You're right about Sentence 2:
(2)This is roughly as much as the country spends on defense, foreign aid, higher education and research put together.
The pronoun "this" obviously refers to a certain amount of money that has just been mentioned, and therefore there's no need for another pronoun to represent it. It's not wrong to use "what," but it's not necessary.
(1)The sick can claim 80 percent of their wage up to a certain level, at an annual cost to the taxpayer of about 105 billion kroner($15billion).
...seems to be about claiming sick pay from one's employer or from the government while one is sick and unable to work.
Workers who earn a regular income below a certain amount, or level, can claim up to 80 percent of their regular income while they are sick or otherwise unable to work. Workers who usually earn an amount greater than that can claim a smaller percentage of their regular income.

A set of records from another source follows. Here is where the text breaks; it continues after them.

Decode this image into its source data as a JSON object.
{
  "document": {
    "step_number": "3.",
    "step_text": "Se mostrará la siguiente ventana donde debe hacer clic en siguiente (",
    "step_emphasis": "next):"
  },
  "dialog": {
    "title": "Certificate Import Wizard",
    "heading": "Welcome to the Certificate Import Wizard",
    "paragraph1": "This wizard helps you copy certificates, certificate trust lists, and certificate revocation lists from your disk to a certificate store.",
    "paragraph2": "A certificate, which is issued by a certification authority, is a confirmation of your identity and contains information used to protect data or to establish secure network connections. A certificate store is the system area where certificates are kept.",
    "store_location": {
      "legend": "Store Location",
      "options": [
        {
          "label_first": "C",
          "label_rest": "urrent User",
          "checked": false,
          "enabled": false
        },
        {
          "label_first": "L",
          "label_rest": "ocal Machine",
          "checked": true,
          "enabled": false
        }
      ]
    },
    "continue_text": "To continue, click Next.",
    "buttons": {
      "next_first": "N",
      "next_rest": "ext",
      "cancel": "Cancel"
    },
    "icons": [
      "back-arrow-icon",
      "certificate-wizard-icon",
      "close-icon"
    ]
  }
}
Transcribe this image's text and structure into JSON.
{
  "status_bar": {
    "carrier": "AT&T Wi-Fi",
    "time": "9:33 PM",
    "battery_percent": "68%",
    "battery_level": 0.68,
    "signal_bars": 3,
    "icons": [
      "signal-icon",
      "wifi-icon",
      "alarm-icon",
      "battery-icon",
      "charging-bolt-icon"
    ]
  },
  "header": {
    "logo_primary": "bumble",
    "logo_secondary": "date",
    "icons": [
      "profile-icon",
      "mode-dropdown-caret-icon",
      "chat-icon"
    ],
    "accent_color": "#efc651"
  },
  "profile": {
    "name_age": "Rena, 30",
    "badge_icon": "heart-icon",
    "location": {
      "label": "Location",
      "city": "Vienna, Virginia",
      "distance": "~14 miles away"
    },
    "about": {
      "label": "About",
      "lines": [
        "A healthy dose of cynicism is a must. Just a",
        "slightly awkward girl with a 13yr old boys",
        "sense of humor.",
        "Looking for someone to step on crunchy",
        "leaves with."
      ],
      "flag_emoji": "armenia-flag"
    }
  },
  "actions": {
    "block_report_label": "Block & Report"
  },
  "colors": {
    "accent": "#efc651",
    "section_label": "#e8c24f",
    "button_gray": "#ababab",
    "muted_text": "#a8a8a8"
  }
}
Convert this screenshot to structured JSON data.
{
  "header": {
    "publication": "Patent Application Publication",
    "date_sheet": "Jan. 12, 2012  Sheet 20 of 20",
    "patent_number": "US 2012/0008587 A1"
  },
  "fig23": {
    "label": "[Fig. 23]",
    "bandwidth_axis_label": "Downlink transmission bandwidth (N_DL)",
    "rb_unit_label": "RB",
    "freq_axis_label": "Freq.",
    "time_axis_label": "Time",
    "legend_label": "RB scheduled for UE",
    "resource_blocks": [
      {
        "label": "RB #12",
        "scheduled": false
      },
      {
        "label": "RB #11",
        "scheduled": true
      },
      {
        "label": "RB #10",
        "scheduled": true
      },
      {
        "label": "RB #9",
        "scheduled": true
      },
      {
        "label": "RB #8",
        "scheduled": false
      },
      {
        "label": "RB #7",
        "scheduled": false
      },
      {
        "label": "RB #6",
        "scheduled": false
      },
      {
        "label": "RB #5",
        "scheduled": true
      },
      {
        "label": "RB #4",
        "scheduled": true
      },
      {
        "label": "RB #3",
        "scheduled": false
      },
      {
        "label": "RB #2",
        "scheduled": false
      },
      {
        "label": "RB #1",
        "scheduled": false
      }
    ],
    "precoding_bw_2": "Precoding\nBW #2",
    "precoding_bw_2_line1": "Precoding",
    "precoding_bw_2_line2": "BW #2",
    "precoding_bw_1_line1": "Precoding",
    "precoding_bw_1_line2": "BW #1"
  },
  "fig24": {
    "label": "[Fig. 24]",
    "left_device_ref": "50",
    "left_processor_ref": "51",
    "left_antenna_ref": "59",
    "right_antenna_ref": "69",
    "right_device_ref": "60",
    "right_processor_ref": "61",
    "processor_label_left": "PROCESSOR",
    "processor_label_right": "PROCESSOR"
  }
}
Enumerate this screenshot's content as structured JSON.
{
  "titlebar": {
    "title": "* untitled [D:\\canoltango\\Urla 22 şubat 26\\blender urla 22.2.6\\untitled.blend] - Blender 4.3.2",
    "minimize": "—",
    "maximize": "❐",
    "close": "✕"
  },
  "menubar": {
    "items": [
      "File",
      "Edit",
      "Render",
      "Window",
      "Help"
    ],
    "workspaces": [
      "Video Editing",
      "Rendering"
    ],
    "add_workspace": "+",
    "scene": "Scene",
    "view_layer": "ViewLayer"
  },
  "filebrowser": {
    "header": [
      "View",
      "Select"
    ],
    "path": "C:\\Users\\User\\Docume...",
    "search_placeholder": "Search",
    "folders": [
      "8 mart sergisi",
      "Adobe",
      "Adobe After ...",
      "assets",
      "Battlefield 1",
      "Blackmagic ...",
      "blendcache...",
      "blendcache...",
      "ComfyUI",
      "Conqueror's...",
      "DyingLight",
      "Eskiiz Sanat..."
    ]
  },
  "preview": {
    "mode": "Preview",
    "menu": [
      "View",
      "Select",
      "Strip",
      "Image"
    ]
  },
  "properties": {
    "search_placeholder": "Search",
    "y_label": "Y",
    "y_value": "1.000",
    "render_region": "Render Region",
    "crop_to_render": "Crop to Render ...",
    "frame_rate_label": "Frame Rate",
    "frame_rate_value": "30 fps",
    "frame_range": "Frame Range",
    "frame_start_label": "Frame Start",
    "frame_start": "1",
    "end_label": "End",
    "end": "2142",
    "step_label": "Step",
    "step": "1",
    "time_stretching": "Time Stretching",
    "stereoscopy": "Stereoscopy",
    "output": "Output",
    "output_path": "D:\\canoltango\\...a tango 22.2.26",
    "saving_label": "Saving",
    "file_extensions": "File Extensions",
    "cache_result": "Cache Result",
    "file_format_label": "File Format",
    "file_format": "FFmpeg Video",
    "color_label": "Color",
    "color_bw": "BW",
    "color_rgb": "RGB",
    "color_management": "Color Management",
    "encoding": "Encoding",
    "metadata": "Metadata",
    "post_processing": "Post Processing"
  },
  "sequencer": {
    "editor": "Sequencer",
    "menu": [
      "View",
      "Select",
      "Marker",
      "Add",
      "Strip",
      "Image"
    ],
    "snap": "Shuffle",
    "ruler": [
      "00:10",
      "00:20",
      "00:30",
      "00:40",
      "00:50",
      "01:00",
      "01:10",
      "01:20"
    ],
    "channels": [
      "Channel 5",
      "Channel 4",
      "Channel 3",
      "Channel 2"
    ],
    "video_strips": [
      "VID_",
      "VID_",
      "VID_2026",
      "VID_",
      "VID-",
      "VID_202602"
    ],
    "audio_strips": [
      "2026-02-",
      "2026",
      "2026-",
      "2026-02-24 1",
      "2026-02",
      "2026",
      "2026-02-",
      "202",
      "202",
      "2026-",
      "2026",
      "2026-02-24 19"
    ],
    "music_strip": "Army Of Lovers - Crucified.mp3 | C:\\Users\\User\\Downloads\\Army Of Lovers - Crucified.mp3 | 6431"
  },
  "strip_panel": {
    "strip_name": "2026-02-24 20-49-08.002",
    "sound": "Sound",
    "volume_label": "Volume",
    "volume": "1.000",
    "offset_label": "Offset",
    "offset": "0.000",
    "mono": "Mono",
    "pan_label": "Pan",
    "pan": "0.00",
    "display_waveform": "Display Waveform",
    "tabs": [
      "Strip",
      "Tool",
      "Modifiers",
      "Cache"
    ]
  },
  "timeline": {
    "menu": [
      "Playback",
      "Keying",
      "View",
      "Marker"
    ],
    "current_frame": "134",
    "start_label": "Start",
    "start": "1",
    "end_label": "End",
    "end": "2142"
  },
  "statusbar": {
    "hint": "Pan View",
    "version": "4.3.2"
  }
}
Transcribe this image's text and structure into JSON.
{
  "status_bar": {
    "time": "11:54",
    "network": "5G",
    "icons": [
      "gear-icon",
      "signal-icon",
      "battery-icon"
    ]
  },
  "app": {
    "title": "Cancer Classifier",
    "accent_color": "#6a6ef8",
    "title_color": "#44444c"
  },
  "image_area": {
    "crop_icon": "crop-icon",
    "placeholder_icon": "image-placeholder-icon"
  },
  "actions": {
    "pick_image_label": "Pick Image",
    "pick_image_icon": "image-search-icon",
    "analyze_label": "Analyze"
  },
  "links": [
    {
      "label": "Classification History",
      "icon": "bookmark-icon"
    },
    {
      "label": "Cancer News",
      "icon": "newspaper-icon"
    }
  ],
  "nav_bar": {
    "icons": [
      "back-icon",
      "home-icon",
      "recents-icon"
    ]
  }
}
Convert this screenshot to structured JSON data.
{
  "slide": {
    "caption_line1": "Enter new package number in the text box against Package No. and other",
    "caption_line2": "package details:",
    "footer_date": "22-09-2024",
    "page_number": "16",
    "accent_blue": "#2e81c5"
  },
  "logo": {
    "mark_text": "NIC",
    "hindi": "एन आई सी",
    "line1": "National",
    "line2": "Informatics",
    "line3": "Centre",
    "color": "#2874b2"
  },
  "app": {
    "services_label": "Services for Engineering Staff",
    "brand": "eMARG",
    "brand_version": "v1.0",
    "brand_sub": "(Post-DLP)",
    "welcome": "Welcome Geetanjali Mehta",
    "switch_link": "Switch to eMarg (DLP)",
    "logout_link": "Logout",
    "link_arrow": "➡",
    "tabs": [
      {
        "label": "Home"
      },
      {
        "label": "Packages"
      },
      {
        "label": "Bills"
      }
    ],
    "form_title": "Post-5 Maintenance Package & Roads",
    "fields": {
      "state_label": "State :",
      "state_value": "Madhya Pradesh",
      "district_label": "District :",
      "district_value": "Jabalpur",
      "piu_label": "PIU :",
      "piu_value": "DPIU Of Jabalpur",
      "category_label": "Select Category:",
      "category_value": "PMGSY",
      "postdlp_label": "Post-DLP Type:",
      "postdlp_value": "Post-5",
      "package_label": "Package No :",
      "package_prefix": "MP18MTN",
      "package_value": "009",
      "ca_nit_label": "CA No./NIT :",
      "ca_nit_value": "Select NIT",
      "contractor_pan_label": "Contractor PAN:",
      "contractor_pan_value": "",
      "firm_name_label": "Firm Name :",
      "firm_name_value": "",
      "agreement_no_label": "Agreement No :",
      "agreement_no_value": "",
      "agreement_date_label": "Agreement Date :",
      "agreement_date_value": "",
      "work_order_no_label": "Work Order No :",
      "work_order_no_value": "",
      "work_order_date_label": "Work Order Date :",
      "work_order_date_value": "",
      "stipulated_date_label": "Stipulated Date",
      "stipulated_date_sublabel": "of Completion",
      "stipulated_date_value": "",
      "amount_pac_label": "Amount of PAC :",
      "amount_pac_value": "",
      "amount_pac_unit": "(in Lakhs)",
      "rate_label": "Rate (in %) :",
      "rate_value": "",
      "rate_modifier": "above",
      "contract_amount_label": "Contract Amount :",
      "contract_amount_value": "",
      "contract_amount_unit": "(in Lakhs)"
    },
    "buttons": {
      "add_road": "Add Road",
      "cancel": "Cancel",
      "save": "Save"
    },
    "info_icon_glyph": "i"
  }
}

The word order of the two final prepositional phrases is as it is for a reason: to put the newest, or the more important of the two pieces of information, at the end of the utterance. The "end position" is the "strong" position. The information about the amount of money the taxpayer has to pay is more important than the information about "the taxpayer."
If the order were changed to have the phrase "to the taxpayer" at the end, it would make the amount of money less important. The original word order is the better one.